> **DATA EXTRACTS**
== Segment start ==

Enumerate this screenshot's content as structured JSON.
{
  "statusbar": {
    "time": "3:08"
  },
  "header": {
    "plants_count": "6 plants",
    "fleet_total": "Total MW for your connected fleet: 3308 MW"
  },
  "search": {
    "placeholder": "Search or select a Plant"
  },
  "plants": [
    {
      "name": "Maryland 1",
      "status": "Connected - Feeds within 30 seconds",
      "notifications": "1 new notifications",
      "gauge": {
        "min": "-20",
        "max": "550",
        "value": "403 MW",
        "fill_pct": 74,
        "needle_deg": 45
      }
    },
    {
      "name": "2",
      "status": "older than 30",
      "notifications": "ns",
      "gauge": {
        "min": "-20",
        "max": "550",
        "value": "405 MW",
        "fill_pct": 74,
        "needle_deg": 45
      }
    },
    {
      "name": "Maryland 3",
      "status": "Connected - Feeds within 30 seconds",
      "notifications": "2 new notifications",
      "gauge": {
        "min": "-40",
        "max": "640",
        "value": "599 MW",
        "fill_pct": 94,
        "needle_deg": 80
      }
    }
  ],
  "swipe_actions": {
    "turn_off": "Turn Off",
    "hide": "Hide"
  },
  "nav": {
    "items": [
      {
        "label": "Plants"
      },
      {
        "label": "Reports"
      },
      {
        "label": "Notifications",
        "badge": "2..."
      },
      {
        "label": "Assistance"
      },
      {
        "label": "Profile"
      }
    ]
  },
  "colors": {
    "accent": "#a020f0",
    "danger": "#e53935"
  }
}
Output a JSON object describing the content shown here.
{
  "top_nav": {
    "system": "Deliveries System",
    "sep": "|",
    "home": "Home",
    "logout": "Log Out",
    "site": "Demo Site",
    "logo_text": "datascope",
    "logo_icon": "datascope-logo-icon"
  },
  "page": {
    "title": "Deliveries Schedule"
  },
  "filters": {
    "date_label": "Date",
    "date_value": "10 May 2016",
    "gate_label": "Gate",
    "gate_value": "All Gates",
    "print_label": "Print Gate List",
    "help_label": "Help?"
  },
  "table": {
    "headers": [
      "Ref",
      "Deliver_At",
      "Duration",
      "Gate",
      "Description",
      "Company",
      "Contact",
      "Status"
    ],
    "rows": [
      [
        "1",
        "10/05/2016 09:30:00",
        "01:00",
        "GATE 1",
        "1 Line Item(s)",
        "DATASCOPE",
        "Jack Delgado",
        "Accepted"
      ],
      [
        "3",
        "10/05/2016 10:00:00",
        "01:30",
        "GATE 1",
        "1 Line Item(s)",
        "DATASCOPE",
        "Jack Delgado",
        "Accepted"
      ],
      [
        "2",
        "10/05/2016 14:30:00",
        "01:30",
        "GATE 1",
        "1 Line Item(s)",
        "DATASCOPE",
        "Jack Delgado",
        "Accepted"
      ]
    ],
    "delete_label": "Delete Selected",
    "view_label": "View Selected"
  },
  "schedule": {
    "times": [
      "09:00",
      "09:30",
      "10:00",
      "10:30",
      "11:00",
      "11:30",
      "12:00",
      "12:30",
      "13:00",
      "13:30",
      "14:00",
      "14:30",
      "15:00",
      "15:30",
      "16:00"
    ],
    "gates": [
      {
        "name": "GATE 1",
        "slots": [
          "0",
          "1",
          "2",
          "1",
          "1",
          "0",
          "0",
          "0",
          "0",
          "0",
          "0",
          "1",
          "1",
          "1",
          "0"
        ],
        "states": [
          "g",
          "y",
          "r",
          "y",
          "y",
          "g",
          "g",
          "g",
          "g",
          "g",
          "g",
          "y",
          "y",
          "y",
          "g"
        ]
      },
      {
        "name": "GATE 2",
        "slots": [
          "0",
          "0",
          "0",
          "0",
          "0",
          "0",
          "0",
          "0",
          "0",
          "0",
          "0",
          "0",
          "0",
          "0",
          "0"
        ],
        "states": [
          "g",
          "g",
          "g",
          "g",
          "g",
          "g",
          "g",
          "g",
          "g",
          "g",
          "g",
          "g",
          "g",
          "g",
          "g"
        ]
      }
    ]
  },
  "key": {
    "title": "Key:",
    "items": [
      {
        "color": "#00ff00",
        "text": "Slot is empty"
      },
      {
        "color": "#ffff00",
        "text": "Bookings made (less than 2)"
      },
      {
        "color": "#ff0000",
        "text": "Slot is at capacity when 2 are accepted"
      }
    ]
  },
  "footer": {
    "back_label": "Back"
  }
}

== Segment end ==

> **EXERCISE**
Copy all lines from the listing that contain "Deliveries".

> **OUTPUT**
    "system": "Deliveries System",
    "title": "Deliveries Schedule"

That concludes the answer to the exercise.